How long marine turtles do this for depends on the species and how cold it is – it may be days or even days weeks before they return to their usual state. Although turtles can recover after a short spell in cold conditions, cold-stunning poses significant risks when endured for longer periods, rendering them vulnerable to predators and various health conditions.

Terrestrial turtles, on the other hand, ‘brumate’, which is similar to hibernation. During brumation, turtles enter a state of dormancy by slowing down their metabolic processes. They tend to do this for up to 10-14 weeks.

Are turtles endangered?

Most of the dangers marine turtles face are caused by human activity. One of the biggest threats to turtles is being accidentally caught by fishing gear, which often leads to death.

Climate change is another major factor, with turtles’ habitats such as reef and seagrass ecosystems being destroyed and coastal erosion impacting nesting beaches, where they lay their eggs.

Rising temperatures caused by climate change are also impacting turtle populations, as the sex of hatchling turtles is determined by the temperature of the egg during incubation. This means that as temperatures rise, so does the likelihood of turtles being born female - making males very scarce and turtle populations vulnerable to extinction.

Other threats include turtles' habitats and nesting beaches being disturbed or destroyed by coastal development. This limits where they can safely feed and nest in, making it crucial to protect these sites on which turtles depend.

Max Gotts - turtle hatchling on beach

Credit: Max Gotts

We’re working alongside partners and communities in the British Virgin Islands, Turks and Caicos, and Montserrat to develop protection and management measures for these species and their environments to ensure a future for these valuable species.

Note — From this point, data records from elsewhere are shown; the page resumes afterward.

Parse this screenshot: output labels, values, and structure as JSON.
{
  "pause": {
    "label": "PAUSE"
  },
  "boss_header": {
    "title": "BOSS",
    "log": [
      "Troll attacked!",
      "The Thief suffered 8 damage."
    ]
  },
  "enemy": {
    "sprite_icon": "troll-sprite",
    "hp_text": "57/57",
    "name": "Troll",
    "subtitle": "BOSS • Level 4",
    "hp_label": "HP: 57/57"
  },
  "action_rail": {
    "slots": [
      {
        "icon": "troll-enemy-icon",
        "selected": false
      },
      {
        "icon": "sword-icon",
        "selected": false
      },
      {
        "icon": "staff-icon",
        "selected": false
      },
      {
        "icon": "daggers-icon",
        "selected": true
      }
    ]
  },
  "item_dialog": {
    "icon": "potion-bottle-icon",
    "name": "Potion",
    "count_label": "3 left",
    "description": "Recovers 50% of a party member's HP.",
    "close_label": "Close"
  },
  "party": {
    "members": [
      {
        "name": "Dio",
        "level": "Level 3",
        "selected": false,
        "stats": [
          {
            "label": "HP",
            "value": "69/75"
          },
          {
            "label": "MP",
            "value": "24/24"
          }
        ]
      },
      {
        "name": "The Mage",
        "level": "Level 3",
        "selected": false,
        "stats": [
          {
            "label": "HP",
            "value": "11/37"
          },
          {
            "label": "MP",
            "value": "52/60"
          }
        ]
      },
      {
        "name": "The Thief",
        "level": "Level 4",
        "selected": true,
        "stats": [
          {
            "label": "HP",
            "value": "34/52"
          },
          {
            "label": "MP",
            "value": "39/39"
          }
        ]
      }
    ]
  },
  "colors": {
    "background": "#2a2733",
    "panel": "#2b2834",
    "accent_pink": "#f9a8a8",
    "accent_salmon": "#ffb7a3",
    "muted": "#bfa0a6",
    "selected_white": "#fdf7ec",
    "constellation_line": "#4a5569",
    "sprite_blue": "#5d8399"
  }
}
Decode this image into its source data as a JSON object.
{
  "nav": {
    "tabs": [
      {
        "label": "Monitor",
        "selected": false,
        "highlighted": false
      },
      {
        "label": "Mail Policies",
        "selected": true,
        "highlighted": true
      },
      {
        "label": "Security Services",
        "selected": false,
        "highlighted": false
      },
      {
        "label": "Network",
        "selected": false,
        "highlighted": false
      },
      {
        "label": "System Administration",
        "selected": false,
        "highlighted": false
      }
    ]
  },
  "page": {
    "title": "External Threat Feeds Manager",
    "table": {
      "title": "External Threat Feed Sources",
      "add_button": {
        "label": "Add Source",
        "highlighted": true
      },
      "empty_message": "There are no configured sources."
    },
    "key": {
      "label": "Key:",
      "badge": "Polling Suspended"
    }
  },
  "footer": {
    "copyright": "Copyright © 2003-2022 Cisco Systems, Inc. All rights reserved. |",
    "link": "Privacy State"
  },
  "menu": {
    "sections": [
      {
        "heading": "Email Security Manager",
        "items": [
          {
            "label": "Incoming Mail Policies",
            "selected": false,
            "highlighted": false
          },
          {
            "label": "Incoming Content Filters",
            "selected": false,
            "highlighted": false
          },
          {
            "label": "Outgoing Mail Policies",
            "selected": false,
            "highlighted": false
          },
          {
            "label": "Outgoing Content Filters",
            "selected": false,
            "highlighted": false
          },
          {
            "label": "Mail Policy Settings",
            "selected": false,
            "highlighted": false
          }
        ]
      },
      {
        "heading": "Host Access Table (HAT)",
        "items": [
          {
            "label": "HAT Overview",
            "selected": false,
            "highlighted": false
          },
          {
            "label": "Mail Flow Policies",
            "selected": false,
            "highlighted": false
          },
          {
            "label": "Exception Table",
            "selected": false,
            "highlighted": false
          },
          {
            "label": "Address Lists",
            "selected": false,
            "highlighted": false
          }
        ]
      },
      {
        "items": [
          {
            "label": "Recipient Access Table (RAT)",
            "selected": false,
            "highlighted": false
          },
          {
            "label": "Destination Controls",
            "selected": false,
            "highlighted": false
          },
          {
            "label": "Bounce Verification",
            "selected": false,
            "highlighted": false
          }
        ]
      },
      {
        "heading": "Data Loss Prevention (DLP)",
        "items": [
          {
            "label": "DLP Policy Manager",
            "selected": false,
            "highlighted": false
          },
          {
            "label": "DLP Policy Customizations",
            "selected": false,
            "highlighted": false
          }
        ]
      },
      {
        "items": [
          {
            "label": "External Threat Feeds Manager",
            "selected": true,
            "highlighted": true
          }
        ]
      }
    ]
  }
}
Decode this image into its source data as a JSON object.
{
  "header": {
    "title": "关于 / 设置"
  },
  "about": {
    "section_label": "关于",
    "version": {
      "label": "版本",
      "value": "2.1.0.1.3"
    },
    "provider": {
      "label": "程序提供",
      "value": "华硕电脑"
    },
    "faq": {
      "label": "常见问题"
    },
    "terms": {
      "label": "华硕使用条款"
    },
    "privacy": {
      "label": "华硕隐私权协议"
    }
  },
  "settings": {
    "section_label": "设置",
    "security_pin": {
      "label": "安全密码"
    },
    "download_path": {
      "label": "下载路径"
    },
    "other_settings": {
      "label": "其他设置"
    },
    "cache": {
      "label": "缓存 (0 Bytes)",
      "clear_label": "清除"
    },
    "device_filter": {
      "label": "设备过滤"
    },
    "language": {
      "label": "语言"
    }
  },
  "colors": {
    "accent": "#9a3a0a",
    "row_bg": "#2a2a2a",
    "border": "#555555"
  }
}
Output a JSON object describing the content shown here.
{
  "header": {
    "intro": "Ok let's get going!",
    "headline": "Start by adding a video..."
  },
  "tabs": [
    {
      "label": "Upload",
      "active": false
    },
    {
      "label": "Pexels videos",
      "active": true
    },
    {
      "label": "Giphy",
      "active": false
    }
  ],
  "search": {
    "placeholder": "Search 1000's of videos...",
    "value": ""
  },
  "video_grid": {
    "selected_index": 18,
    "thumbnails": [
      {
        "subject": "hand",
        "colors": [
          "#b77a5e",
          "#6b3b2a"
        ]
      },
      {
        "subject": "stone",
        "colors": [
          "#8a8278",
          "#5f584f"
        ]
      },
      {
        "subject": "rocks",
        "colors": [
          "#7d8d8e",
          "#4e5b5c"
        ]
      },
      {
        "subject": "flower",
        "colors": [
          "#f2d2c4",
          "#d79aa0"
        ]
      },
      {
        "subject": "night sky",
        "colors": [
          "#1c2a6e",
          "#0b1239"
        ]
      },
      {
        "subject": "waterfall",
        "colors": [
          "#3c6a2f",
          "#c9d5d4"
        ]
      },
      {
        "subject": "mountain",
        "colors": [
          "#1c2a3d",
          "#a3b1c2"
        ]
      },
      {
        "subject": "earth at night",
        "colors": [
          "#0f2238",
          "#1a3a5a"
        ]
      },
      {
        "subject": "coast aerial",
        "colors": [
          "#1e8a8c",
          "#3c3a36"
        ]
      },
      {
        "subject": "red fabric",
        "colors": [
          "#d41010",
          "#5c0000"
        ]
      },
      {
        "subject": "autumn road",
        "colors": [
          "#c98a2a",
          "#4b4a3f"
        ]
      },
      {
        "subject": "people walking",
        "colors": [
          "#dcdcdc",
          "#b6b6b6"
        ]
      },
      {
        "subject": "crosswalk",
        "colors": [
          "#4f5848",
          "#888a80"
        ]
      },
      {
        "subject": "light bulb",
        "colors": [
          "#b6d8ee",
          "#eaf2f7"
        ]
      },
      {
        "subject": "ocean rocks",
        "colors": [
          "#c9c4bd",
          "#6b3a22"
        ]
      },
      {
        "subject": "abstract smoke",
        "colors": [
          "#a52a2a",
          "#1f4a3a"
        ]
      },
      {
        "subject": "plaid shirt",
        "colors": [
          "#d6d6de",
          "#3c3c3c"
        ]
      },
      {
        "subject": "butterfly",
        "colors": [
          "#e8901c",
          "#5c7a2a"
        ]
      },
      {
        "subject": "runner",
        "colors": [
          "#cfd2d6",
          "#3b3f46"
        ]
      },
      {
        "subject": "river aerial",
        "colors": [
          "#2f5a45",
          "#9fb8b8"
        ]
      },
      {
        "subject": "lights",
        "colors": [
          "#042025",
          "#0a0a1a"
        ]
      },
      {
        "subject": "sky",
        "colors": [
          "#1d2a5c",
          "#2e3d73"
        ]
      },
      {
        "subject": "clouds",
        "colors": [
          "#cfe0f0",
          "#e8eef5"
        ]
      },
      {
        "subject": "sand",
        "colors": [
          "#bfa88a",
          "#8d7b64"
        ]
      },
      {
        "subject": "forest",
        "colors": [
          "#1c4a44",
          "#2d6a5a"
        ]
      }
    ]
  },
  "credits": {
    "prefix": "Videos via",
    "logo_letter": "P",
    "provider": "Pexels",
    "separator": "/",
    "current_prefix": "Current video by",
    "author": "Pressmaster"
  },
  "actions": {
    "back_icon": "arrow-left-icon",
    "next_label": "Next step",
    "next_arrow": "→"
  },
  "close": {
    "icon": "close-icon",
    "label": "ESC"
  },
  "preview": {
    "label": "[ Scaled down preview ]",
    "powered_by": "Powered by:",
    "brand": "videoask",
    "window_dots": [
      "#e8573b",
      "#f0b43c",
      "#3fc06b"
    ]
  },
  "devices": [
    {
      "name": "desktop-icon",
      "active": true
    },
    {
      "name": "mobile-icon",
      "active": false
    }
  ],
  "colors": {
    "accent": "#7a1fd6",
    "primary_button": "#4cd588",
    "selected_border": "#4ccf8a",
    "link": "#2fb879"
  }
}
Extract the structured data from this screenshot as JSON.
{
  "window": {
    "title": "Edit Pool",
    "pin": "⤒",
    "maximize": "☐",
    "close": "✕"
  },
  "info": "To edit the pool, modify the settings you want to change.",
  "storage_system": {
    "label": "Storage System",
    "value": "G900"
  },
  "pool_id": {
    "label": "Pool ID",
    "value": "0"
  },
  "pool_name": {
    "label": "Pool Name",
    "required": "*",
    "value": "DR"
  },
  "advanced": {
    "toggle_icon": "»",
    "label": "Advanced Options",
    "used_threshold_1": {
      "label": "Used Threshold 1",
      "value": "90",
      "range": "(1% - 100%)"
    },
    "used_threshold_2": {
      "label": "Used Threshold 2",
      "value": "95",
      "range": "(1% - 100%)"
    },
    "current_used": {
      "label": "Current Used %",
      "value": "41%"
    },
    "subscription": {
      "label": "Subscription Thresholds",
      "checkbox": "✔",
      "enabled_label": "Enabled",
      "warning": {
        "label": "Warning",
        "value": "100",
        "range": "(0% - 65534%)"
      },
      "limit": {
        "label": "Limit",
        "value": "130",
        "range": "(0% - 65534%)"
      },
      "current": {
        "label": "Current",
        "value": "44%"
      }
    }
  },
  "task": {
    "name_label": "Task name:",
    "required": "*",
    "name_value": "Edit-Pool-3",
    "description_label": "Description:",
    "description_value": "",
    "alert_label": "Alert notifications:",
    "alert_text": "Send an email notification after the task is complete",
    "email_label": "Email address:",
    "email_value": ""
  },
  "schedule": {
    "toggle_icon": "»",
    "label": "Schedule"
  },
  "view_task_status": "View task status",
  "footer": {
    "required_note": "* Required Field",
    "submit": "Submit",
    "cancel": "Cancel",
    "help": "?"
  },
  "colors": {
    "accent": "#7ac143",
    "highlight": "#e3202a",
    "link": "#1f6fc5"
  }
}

Learn more about our work to protect turtles

Protecting turtles projects